In Praise of Shadows

Jun’ichirō Tanizaki, 2017 (orig. 1933)

Tanizaki discusses the departure between Far Eastern and Atlantic sensibilities when it comes to the treatment of light in the deliberate craft of aesthetic objects and environments. Whereas the West is full of light, cherishing brightness, vivacity, open expanses of neon colour, the East idealizes the kinds of patinas and moody tones that would be quickly ignored by the occidental eye. This is a compelling essay on the simplest of things – like the darkness and quietude of a perfectly composed outdoors commode, of the kind one finds in Japan – with some unfortunate racial and sexist undertones. In some sections he discusses women in a similar discursive frame as the objects and settings he analyses elsewhere, and in perhaps the most uncomfortable part, he offers a theory of the colour of the skin ostensibly meant to explain Western discrimination against the Japanese. There are some really beautiful passages in this and it is well worth reading to get an insight into traditional oriental aesthetics, or at least, Tanizaki’s interpretation of them, but we should not take it at face value both because of these slight incursions of bigotry (this essay was written a long time ago after all, and aesthetic thought is particularly vulnerable to the harms of subjectivity, I believe), and because I don’t think this holds up in the Far East of the 21st century. Has the pivot towards brightness and light – quite extreme in some cases when we look at Akihabara or K-Pop aesthetics – been a product of Western influence and intervention? I’m not sure it is entirely isolable.
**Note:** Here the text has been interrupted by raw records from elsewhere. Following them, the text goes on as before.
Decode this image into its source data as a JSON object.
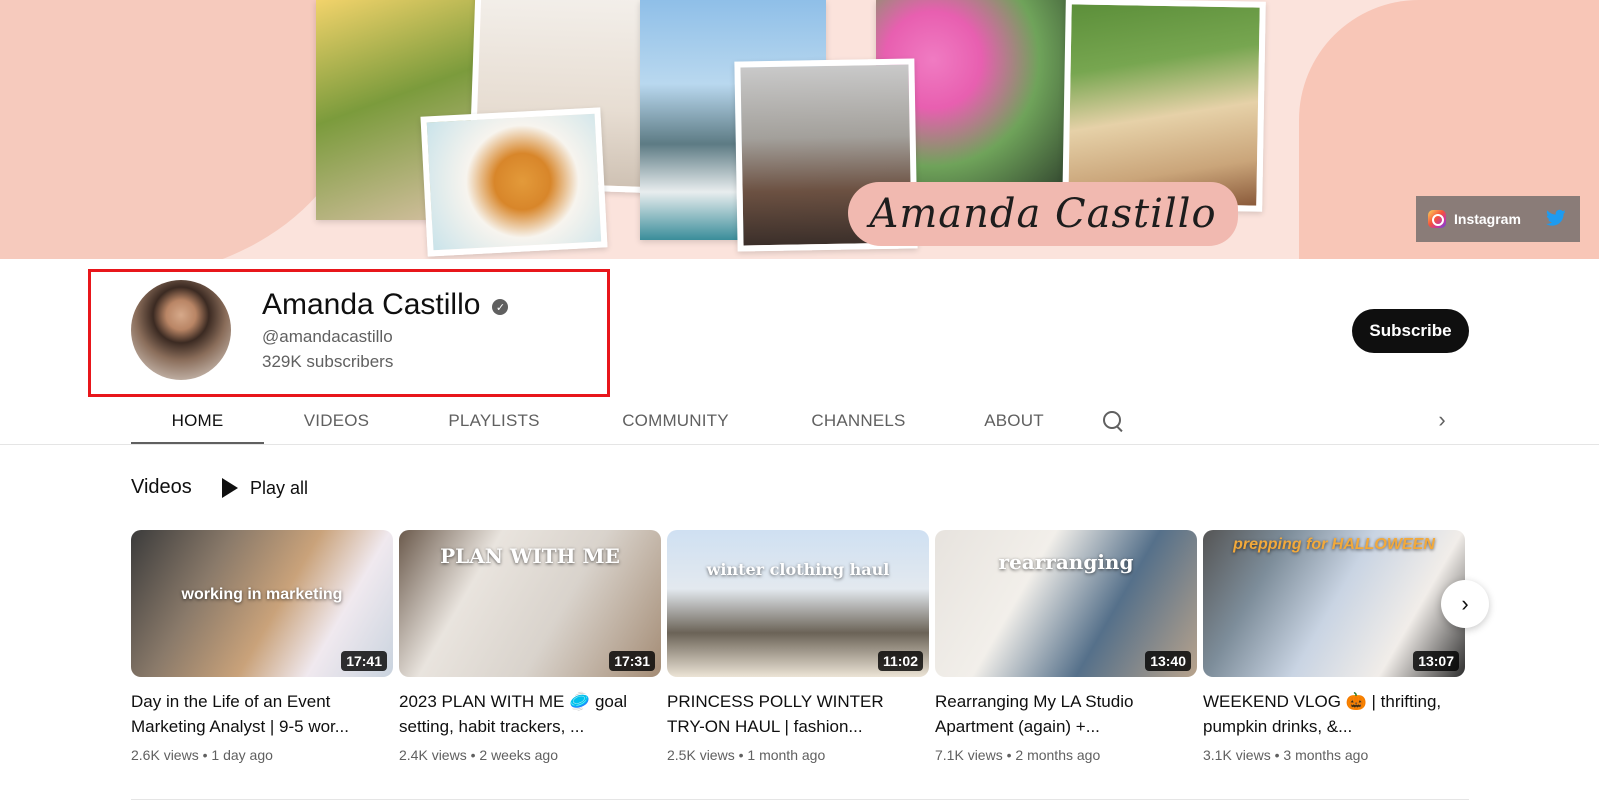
{
  "banner": {
    "signature": "Amanda Castillo",
    "social": {
      "instagram_label": "Instagram"
    }
  },
  "channel": {
    "name": "Amanda Castillo",
    "handle": "@amandacastillo",
    "subscribers": "329K subscribers",
    "subscribe_label": "Subscribe"
  },
  "tabs": [
    {
      "label": "HOME",
      "active": true
    },
    {
      "label": "VIDEOS"
    },
    {
      "label": "PLAYLISTS"
    },
    {
      "label": "COMMUNITY"
    },
    {
      "label": "CHANNELS"
    },
    {
      "label": "ABOUT"
    }
  ],
  "shelf": {
    "title": "Videos",
    "play_all": "Play all"
  },
  "videos": [
    {
      "title": "Day in the Life of an Event Marketing Analyst | 9-5 wor...",
      "views": "2.6K views",
      "age": "1 day ago",
      "duration": "17:41",
      "overlay": "working in marketing"
    },
    {
      "title": "2023 PLAN WITH ME 🥏 goal setting, habit trackers, ...",
      "views": "2.4K views",
      "age": "2 weeks ago",
      "duration": "17:31",
      "overlay": "PLAN WITH ME"
    },
    {
      "title": "PRINCESS POLLY WINTER TRY-ON HAUL | fashion...",
      "views": "2.5K views",
      "age": "1 month ago",
      "duration": "11:02",
      "overlay": "winter clothing haul"
    },
    {
      "title": "Rearranging My LA Studio Apartment (again) +...",
      "views": "7.1K views",
      "age": "2 months ago",
      "duration": "13:40",
      "overlay": "rearranging"
    },
    {
      "title": "WEEKEND VLOG 🎃 | thrifting, pumpkin drinks, &...",
      "views": "3.1K views",
      "age": "3 months ago",
      "duration": "13:07",
      "overlay": "prepping for HALLOWEEN"
    }
  ],
  "colors": {
    "accent_dark": "#0f0f0f",
    "secondary_text": "#606060",
    "highlight_red": "#e8161b"
  }
}
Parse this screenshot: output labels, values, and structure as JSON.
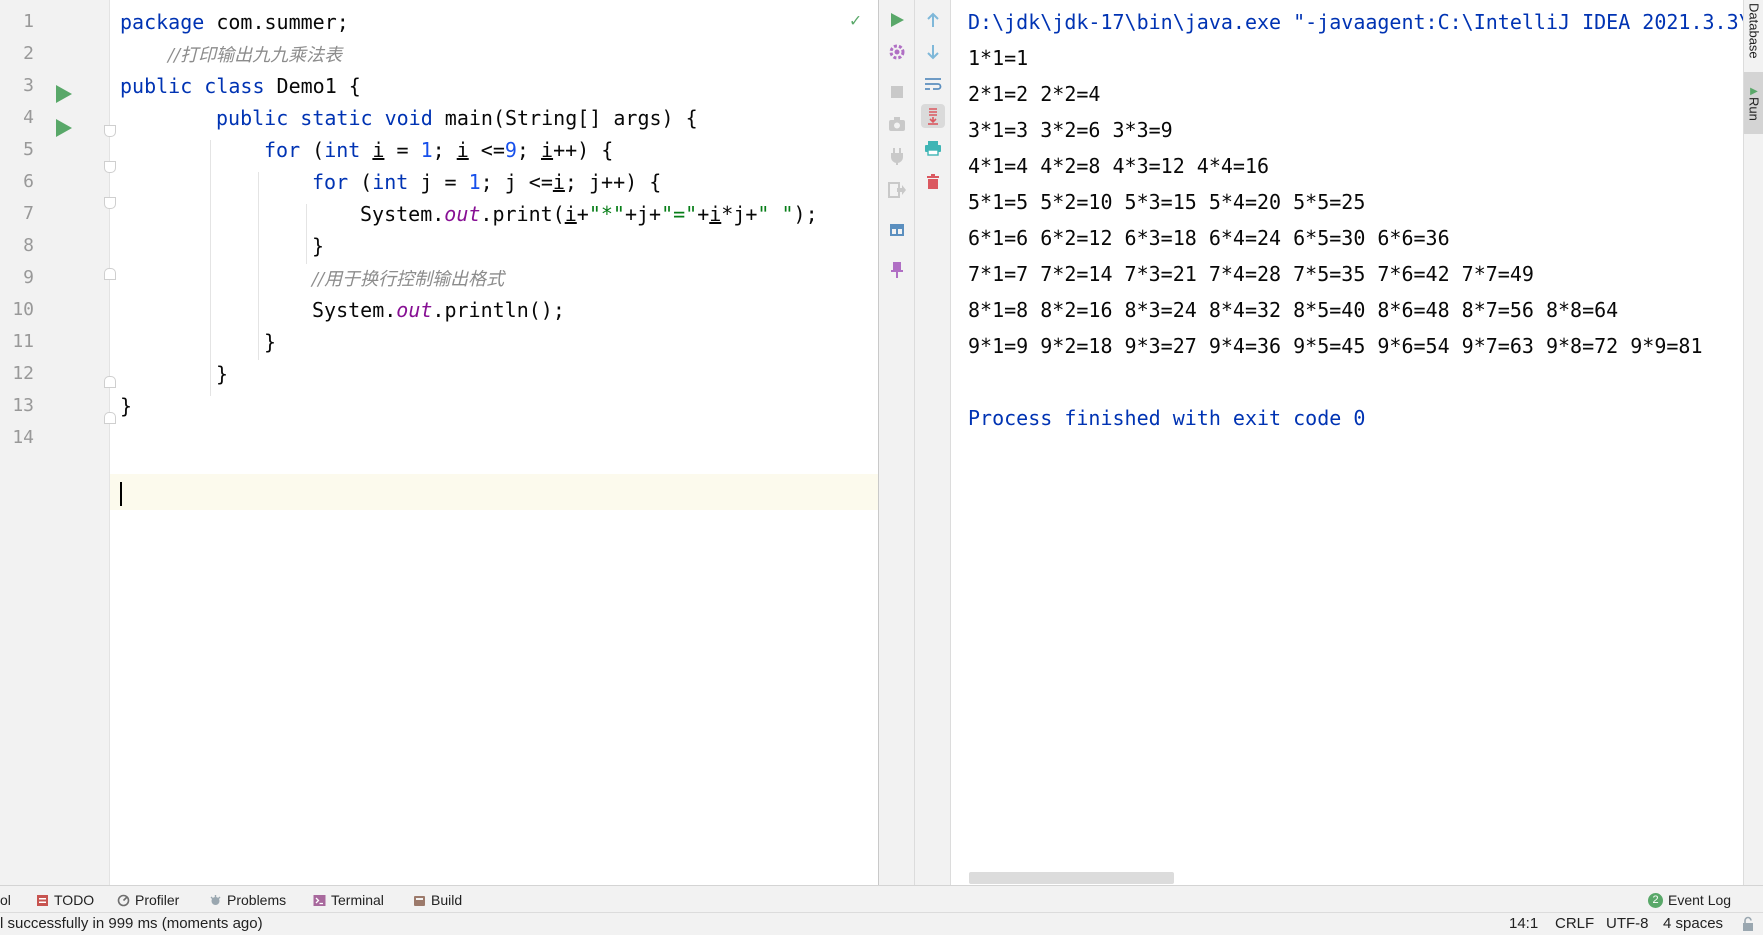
{
  "editor": {
    "line_numbers": [
      "1",
      "2",
      "3",
      "4",
      "5",
      "6",
      "7",
      "8",
      "9",
      "10",
      "11",
      "12",
      "13",
      "14"
    ],
    "code": {
      "l1_kw": "package",
      "l1_rest": " com.summer;",
      "l2_comment": "//打印输出九九乘法表",
      "l3_kw": "public class",
      "l3_rest": " Demo1 {",
      "l4_kw1": "public static void",
      "l4_rest": " main(String[] args) {",
      "l5_for": "for",
      "l5_open": " (",
      "l5_int": "int",
      "l5_sp": " ",
      "l5_i1": "i",
      "l5_eq": " = ",
      "l5_n1": "1",
      "l5_semi1": "; ",
      "l5_i2": "i",
      "l5_le": " <=",
      "l5_n9": "9",
      "l5_semi2": "; ",
      "l5_i3": "i",
      "l5_end": "++) {",
      "l6_for": "for",
      "l6_open": " (",
      "l6_int": "int",
      "l6_a": " j = ",
      "l6_n1": "1",
      "l6_b": "; j <=",
      "l6_i": "i",
      "l6_c": "; j++) {",
      "l7_sys": "System.",
      "l7_out": "out",
      "l7_print": ".print(",
      "l7_i1": "i",
      "l7_p1": "+",
      "l7_s1": "\"*\"",
      "l7_p2": "+j+",
      "l7_s2": "\"=\"",
      "l7_p3": "+",
      "l7_i2": "i",
      "l7_p4": "*j+",
      "l7_s3": "\" \"",
      "l7_end": ");",
      "l8": "}",
      "l9_comment": "//用于换行控制输出格式",
      "l10_sys": "System.",
      "l10_out": "out",
      "l10_rest": ".println();",
      "l11": "}",
      "l12": "}",
      "l13": "}"
    }
  },
  "console": {
    "command": "D:\\jdk\\jdk-17\\bin\\java.exe \"-javaagent:C:\\IntelliJ IDEA 2021.3.3\\",
    "lines": [
      "1*1=1",
      "2*1=2 2*2=4",
      "3*1=3 3*2=6 3*3=9",
      "4*1=4 4*2=8 4*3=12 4*4=16",
      "5*1=5 5*2=10 5*3=15 5*4=20 5*5=25",
      "6*1=6 6*2=12 6*3=18 6*4=24 6*5=30 6*6=36",
      "7*1=7 7*2=14 7*3=21 7*4=28 7*5=35 7*6=42 7*7=49",
      "8*1=8 8*2=16 8*3=24 8*4=32 8*5=40 8*6=48 8*7=56 8*8=64",
      "9*1=9 9*2=18 9*3=27 9*4=36 9*5=45 9*6=54 9*7=63 9*8=72 9*9=81"
    ],
    "finished": "Process finished with exit code 0"
  },
  "right_stripe": {
    "database": "Database",
    "run": "Run"
  },
  "tool_windows": {
    "partial": "ol",
    "todo": "TODO",
    "profiler": "Profiler",
    "problems": "Problems",
    "terminal": "Terminal",
    "build": "Build",
    "event_log": "Event Log",
    "event_count": "2"
  },
  "status_bar": {
    "message": "l successfully in 999 ms (moments ago)",
    "position": "14:1",
    "line_ending": "CRLF",
    "encoding": "UTF-8",
    "indent": "4 spaces"
  },
  "colors": {
    "keyword": "#0033b3",
    "number": "#1750eb",
    "string": "#067d17",
    "field": "#871094",
    "comment": "#8c8c8c",
    "run_green": "#59a869",
    "stop_red": "#db5860"
  },
  "icons": {
    "gutter": [
      "run-icon",
      "fold-icon"
    ],
    "run_toolbar": [
      "rerun-icon",
      "settings-icon",
      "stop-icon",
      "camera-icon",
      "attach-icon",
      "exit-icon",
      "layout-icon",
      "pin-icon",
      "up-arrow-icon",
      "down-arrow-icon",
      "soft-wrap-icon",
      "scroll-to-end-icon",
      "print-icon",
      "clear-icon"
    ]
  }
}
Leave a Comment

Your email address will not be published. Required fields are marked *